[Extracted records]
==============================
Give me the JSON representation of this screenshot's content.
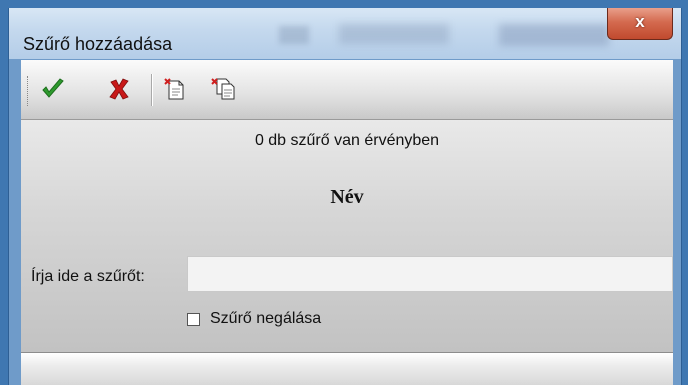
{
  "window": {
    "title": "Szűrő hozzáadása",
    "close_label": "x"
  },
  "toolbar": {
    "buttons": [
      {
        "name": "ok",
        "icon": "green-checkmark-icon",
        "color": "#2e9a2e"
      },
      {
        "name": "cancel",
        "icon": "red-x-icon",
        "color": "#c81818"
      },
      {
        "name": "new-filter",
        "icon": "new-document-icon"
      },
      {
        "name": "copy-filter",
        "icon": "copy-documents-icon"
      }
    ]
  },
  "main": {
    "count_text": "0 db szűrő van érvényben",
    "heading": "Név",
    "filter_label": "Írja ide a szűrőt:",
    "filter_value": "",
    "negate_label": "Szűrő negálása",
    "negate_checked": false
  }
}
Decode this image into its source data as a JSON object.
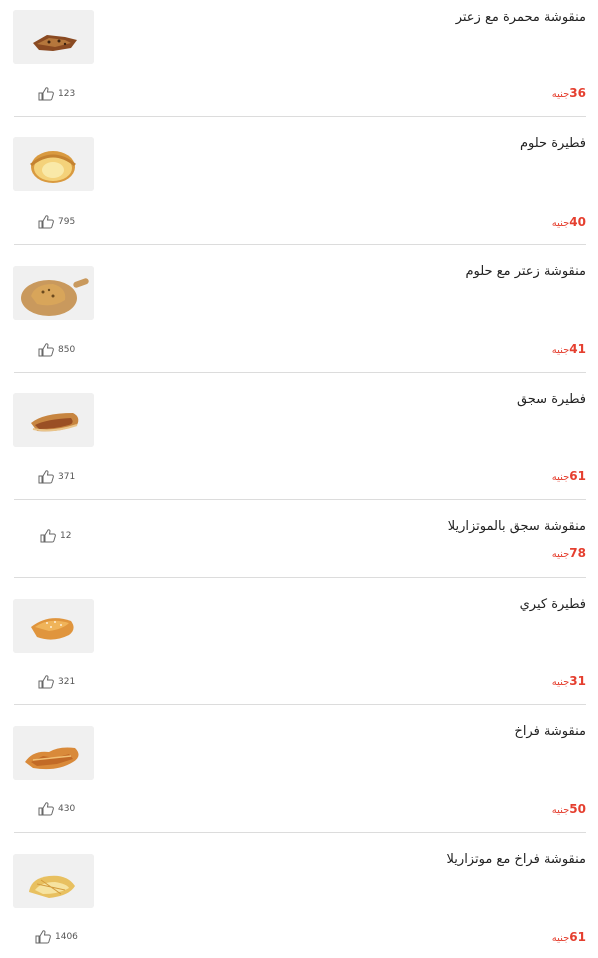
{
  "currency": "جنيه",
  "items": [
    {
      "name": "منقوشة محمرة مع زعتر",
      "price": "36",
      "likes": "123",
      "image": "flat-manakish-zaatar"
    },
    {
      "name": "فطيرة حلوم",
      "price": "40",
      "likes": "795",
      "image": "halloum-bun"
    },
    {
      "name": "منقوشة زعتر مع حلوم",
      "price": "41",
      "likes": "850",
      "image": "manakish-on-wooden-board"
    },
    {
      "name": "فطيرة سجق",
      "price": "61",
      "likes": "371",
      "image": "sausage-pastry"
    },
    {
      "name": "منقوشة سجق بالموتزاريلا",
      "price": "78",
      "likes": "12",
      "image": ""
    },
    {
      "name": "فطيرة كيري",
      "price": "31",
      "likes": "321",
      "image": "kiri-pastry"
    },
    {
      "name": "منقوشة فراخ",
      "price": "50",
      "likes": "430",
      "image": "chicken-manakish"
    },
    {
      "name": "منقوشة فراخ مع موتزاريلا",
      "price": "61",
      "likes": "1406",
      "image": "chicken-mozzarella-manakish"
    }
  ]
}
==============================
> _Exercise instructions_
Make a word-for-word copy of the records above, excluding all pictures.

> _Result below_
Give me the JSON representation of this screenshot's content.
{
  "window": {
    "title": "Szűrő hozzáadása",
    "close_label": "x"
  },
  "toolbar": {
    "buttons": [
      {
        "name": "ok",
        "icon": "green-checkmark-icon",
        "color": "#2e9a2e"
      },
      {
        "name": "cancel",
        "icon": "red-x-icon",
        "color": "#c81818"
      },
      {
        "name": "new-filter",
        "icon": "new-document-icon"
      },
      {
        "name": "copy-filter",
        "icon": "copy-documents-icon"
      }
    ]
  },
  "main": {
    "count_text": "0 db szűrő van érvényben",
    "heading": "Név",
    "filter_label": "Írja ide a szűrőt:",
    "filter_value": "",
    "negate_label": "Szűrő negálása",
    "negate_checked": false
  }
}
Decode this image into its source data as a JSON object.
{
  "currency": "جنيه",
  "items": [
    {
      "name": "منقوشة محمرة مع زعتر",
      "price": "36",
      "likes": "123",
      "image": "flat-manakish-zaatar"
    },
    {
      "name": "فطيرة حلوم",
      "price": "40",
      "likes": "795",
      "image": "halloum-bun"
    },
    {
      "name": "منقوشة زعتر مع حلوم",
      "price": "41",
      "likes": "850",
      "image": "manakish-on-wooden-board"
    },
    {
      "name": "فطيرة سجق",
      "price": "61",
      "likes": "371",
      "image": "sausage-pastry"
    },
    {
      "name": "منقوشة سجق بالموتزاريلا",
      "price": "78",
      "likes": "12",
      "image": ""
    },
    {
      "name": "فطيرة كيري",
      "price": "31",
      "likes": "321",
      "image": "kiri-pastry"
    },
    {
      "name": "منقوشة فراخ",
      "price": "50",
      "likes": "430",
      "image": "chicken-manakish"
    },
    {
      "name": "منقوشة فراخ مع موتزاريلا",
      "price": "61",
      "likes": "1406",
      "image": "chicken-mozzarella-manakish"
    }
  ]
}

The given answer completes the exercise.